The task → Below are the records; copy every line in them that holds the string "icons".

Material for this exercise →
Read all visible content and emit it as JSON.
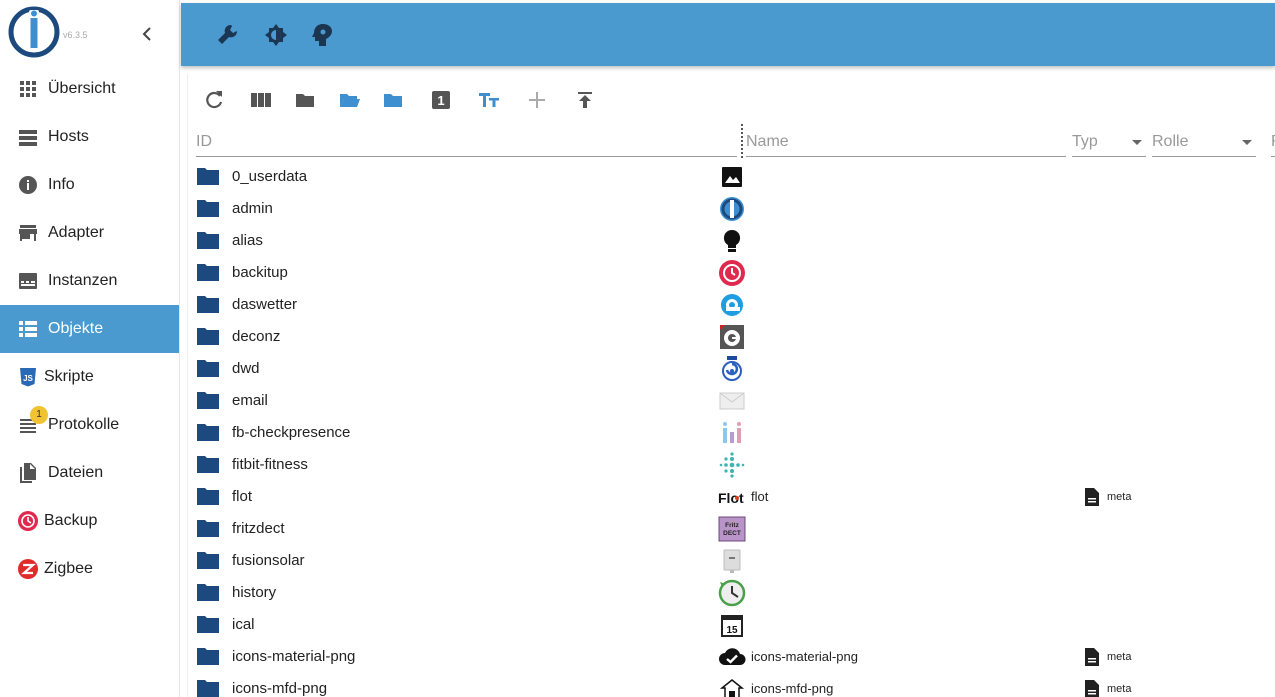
{
  "app": {
    "version": "v6.3.5",
    "accent": "#4a9ad0",
    "folder_color": "#1c4a7e"
  },
  "sidebar": {
    "items": [
      {
        "label": "Übersicht",
        "icon": "grid-icon"
      },
      {
        "label": "Hosts",
        "icon": "hosts-list-icon"
      },
      {
        "label": "Info",
        "icon": "info-icon"
      },
      {
        "label": "Adapter",
        "icon": "store-icon"
      },
      {
        "label": "Instanzen",
        "icon": "instances-icon"
      },
      {
        "label": "Objekte",
        "icon": "objects-list-icon",
        "active": true
      },
      {
        "label": "Skripte",
        "icon": "js-icon"
      },
      {
        "label": "Protokolle",
        "icon": "log-icon",
        "badge": "1"
      },
      {
        "label": "Dateien",
        "icon": "files-icon"
      },
      {
        "label": "Backup",
        "icon": "backup-icon"
      },
      {
        "label": "Zigbee",
        "icon": "zigbee-icon"
      }
    ]
  },
  "topbar": {
    "buttons": [
      "wrench-icon",
      "brightness-icon",
      "expert-mode-icon"
    ]
  },
  "toolbar": {
    "buttons": [
      "refresh-icon",
      "columns-icon",
      "folder-closed-icon",
      "folder-open-icon",
      "folder-icon",
      "number-1-icon",
      "text-size-icon",
      "add-icon",
      "upload-icon"
    ]
  },
  "filters": {
    "id_placeholder": "ID",
    "name_placeholder": "Name",
    "type_label": "Typ",
    "role_label": "Rolle",
    "next_label": "R"
  },
  "rows": [
    {
      "id": "0_userdata",
      "icon": "image-icon",
      "name": "",
      "type": ""
    },
    {
      "id": "admin",
      "icon": "iobroker-admin-icon",
      "name": "",
      "type": ""
    },
    {
      "id": "alias",
      "icon": "lightbulb-icon",
      "name": "",
      "type": ""
    },
    {
      "id": "backitup",
      "icon": "backitup-icon",
      "name": "",
      "type": ""
    },
    {
      "id": "daswetter",
      "icon": "daswetter-icon",
      "name": "",
      "type": ""
    },
    {
      "id": "deconz",
      "icon": "deconz-icon",
      "name": "",
      "type": ""
    },
    {
      "id": "dwd",
      "icon": "dwd-icon",
      "name": "",
      "type": ""
    },
    {
      "id": "email",
      "icon": "envelope-icon",
      "name": "",
      "type": ""
    },
    {
      "id": "fb-checkpresence",
      "icon": "fb-checkpresence-icon",
      "name": "",
      "type": ""
    },
    {
      "id": "fitbit-fitness",
      "icon": "fitbit-icon",
      "name": "",
      "type": ""
    },
    {
      "id": "flot",
      "icon": "flot-logo-icon",
      "icon_text": "Flot",
      "name": "flot",
      "type": "meta"
    },
    {
      "id": "fritzdect",
      "icon": "fritzdect-icon",
      "icon_text": "Fritz DECT",
      "name": "",
      "type": ""
    },
    {
      "id": "fusionsolar",
      "icon": "inverter-icon",
      "name": "",
      "type": ""
    },
    {
      "id": "history",
      "icon": "history-clock-icon",
      "name": "",
      "type": ""
    },
    {
      "id": "ical",
      "icon": "calendar-icon",
      "icon_text": "15",
      "name": "",
      "type": ""
    },
    {
      "id": "icons-material-png",
      "icon": "cloud-check-icon",
      "name": "icons-material-png",
      "type": "meta"
    },
    {
      "id": "icons-mfd-png",
      "icon": "house-icon",
      "name": "icons-mfd-png",
      "type": "meta"
    }
  ]
}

Exercise answer →
      "id": "icons-material-png",
      "name": "icons-material-png",
      "id": "icons-mfd-png",
      "name": "icons-mfd-png",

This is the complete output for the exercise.